* Instructions for the task
Pick out the lines below with "link" and list them.

* Data excerpts
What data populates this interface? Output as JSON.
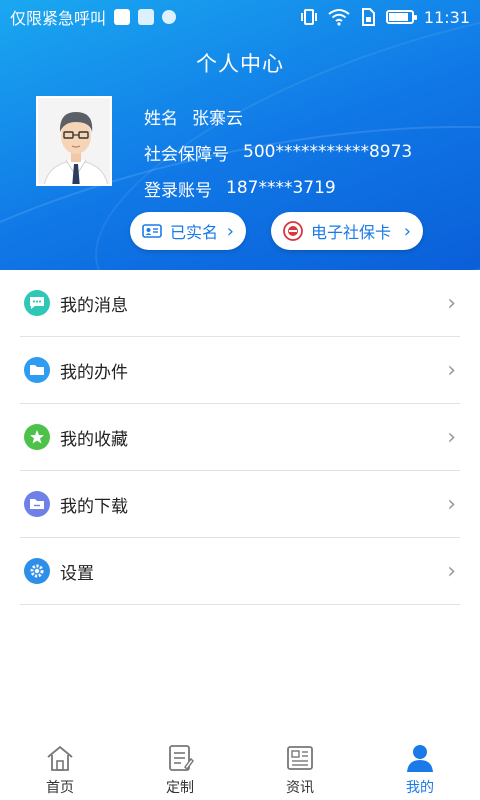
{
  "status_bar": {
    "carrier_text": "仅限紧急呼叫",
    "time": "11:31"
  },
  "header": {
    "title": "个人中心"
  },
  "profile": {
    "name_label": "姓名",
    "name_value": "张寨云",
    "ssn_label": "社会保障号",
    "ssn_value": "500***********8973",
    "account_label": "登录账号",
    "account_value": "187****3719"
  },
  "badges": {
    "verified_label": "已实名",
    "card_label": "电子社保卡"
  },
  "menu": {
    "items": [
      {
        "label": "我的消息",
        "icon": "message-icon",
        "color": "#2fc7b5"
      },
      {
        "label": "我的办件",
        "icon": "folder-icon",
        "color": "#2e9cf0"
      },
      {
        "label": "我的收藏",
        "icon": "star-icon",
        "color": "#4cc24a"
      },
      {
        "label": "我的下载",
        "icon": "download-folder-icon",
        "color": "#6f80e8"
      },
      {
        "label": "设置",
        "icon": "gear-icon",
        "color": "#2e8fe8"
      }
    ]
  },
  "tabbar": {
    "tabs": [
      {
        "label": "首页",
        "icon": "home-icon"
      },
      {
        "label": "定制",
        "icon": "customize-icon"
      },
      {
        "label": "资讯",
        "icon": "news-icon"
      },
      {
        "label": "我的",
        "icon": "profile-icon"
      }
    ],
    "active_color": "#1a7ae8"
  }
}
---
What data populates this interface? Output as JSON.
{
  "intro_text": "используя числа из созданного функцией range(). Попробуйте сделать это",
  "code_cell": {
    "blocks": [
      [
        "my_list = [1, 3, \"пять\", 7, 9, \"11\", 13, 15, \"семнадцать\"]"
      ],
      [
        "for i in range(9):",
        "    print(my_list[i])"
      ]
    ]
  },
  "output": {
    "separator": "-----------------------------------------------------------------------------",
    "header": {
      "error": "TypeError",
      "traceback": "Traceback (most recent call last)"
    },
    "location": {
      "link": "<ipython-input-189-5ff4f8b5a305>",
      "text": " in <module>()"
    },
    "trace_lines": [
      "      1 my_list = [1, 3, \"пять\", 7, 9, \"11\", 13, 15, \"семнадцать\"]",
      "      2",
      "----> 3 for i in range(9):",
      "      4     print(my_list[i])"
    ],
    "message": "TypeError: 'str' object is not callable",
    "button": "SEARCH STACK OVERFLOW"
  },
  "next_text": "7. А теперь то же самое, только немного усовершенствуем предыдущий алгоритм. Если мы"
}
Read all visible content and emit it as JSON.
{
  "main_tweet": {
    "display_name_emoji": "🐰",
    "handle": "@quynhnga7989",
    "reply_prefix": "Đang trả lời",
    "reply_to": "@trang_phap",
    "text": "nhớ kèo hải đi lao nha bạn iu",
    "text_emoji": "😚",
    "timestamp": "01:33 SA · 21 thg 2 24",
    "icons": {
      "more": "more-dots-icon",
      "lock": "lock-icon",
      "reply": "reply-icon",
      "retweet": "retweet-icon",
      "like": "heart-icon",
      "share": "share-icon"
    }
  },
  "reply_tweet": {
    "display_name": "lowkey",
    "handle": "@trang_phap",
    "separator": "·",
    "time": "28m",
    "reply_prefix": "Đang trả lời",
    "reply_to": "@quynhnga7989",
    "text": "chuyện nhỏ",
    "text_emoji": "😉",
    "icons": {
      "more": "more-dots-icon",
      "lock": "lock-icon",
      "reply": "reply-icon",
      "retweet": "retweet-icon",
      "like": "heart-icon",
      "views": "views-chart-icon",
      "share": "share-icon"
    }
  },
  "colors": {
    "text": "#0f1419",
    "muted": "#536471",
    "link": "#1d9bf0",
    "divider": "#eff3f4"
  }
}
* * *
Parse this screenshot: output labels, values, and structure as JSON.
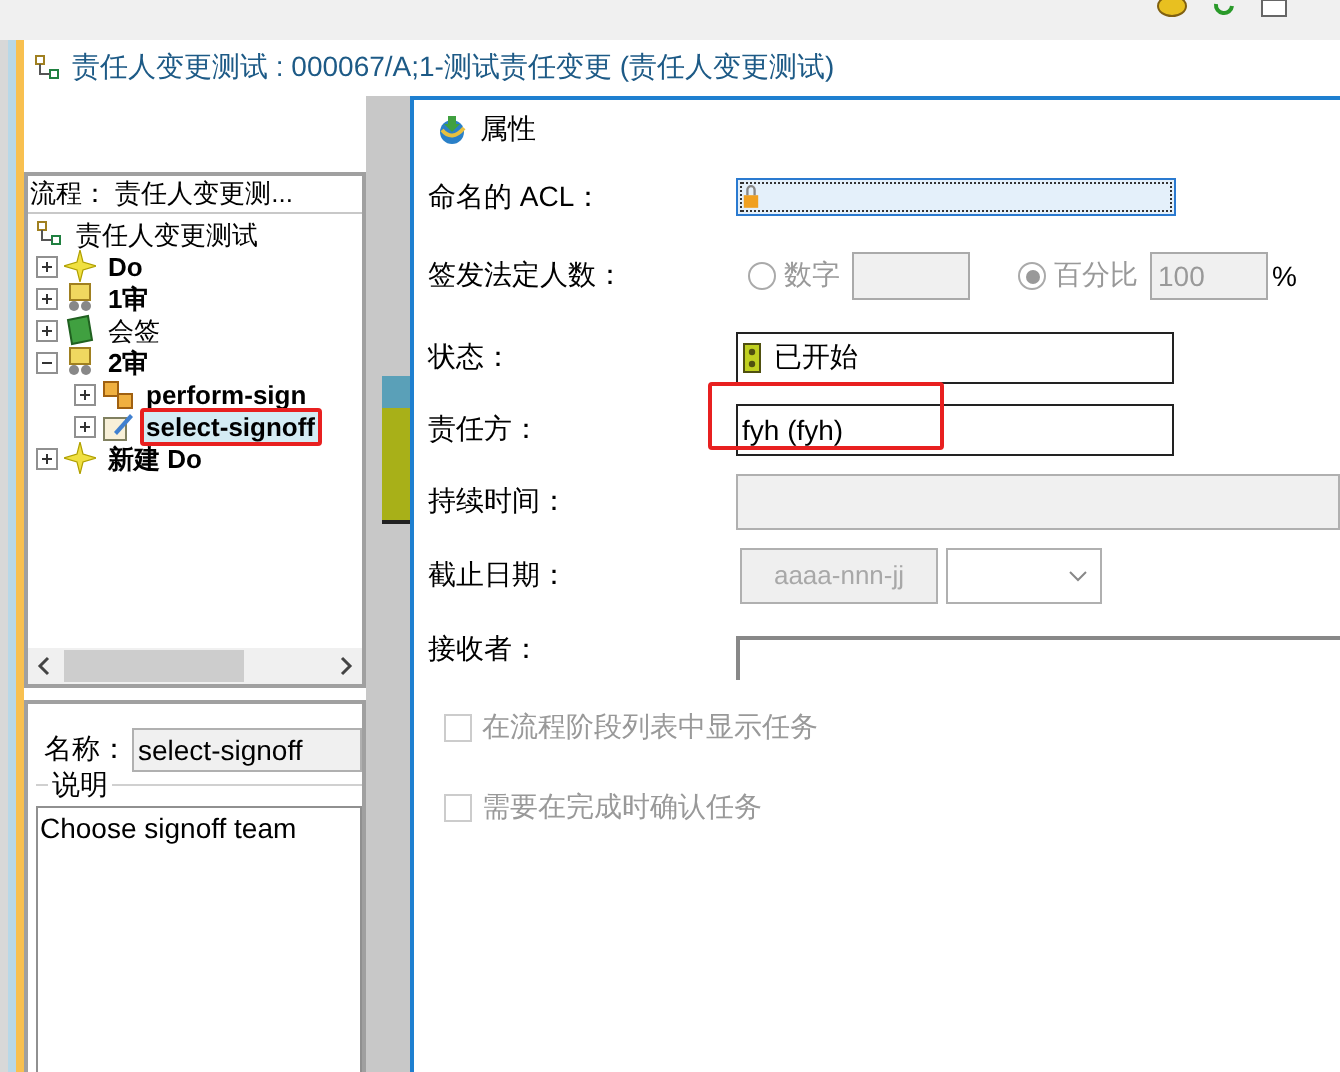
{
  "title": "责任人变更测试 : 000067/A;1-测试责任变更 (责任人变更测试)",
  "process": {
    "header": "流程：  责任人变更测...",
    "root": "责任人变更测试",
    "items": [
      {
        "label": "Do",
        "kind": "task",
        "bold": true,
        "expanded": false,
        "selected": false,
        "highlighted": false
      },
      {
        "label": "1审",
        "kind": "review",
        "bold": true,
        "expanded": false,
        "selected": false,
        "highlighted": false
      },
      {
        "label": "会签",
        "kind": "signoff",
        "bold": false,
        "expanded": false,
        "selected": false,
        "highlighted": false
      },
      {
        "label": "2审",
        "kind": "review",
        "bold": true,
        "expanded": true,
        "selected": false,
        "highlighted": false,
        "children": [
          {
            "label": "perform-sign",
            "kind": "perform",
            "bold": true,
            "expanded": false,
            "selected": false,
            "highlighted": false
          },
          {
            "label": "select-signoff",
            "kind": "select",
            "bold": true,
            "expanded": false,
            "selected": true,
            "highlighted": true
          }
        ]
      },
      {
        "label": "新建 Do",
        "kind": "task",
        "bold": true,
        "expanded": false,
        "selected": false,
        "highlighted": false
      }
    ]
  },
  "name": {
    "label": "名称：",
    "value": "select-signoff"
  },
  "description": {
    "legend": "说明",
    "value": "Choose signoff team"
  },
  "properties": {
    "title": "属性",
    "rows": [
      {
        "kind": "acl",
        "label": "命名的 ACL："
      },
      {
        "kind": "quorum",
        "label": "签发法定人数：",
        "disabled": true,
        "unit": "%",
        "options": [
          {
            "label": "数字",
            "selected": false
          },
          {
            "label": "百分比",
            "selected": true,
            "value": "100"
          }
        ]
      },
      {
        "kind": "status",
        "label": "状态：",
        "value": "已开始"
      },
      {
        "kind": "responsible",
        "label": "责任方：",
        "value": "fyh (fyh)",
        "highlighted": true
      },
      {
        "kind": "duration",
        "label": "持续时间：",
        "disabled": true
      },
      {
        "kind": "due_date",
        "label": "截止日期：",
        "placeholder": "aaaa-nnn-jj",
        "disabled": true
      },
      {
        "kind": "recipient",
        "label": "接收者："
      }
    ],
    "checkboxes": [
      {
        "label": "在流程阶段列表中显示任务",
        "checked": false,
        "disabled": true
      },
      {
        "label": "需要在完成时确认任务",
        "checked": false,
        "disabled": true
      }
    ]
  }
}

* Exercise answer
      "link": "<ipython-input-189-5ff4f8b5a305>",
    "link": "#1d9bf0",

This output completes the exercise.